▶ Aim of the exercise:
Of the lines below, copy those that hold the word "name".

Records from a data source:
____
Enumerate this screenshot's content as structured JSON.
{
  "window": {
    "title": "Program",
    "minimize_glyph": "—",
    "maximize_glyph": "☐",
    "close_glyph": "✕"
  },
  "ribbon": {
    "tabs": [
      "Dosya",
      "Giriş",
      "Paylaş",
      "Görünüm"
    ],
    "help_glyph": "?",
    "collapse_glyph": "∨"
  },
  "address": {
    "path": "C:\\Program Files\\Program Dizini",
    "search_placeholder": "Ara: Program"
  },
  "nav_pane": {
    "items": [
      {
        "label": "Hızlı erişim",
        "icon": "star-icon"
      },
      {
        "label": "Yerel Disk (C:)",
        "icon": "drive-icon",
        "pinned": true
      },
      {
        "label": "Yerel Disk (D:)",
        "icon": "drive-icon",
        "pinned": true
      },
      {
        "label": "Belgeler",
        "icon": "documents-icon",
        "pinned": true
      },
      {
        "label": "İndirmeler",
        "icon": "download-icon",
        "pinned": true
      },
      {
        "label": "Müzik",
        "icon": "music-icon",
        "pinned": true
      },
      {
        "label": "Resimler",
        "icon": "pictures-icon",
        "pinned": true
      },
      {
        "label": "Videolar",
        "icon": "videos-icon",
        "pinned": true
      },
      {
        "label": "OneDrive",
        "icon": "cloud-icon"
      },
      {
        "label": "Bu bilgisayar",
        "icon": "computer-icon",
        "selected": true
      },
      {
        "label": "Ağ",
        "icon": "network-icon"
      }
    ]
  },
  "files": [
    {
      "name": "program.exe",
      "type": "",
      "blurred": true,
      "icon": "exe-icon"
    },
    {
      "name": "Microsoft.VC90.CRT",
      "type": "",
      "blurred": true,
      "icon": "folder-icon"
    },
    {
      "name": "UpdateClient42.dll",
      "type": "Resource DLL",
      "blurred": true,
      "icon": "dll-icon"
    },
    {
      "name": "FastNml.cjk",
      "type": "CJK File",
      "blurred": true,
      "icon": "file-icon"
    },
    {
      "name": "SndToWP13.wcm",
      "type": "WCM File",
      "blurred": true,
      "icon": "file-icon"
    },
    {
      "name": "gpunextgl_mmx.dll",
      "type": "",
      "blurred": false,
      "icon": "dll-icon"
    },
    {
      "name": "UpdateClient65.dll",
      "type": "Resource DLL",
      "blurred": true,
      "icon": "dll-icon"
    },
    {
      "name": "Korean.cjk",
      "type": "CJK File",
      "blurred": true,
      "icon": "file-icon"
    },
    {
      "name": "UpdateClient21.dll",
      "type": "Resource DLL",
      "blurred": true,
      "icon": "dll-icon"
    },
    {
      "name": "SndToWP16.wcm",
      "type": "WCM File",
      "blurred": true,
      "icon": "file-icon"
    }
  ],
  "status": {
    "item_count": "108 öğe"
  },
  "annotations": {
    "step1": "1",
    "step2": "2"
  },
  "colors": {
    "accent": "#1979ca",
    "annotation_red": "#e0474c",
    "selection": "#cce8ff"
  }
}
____
▶ Solution to this problem:
      "name": "program.exe",
      "name": "Microsoft.VC90.CRT",
      "name": "UpdateClient42.dll",
      "name": "FastNml.cjk",
      "name": "SndToWP13.wcm",
      "name": "gpunextgl_mmx.dll",
      "name": "UpdateClient65.dll",
      "name": "Korean.cjk",
      "name": "UpdateClient21.dll",
      "name": "SndToWP16.wcm",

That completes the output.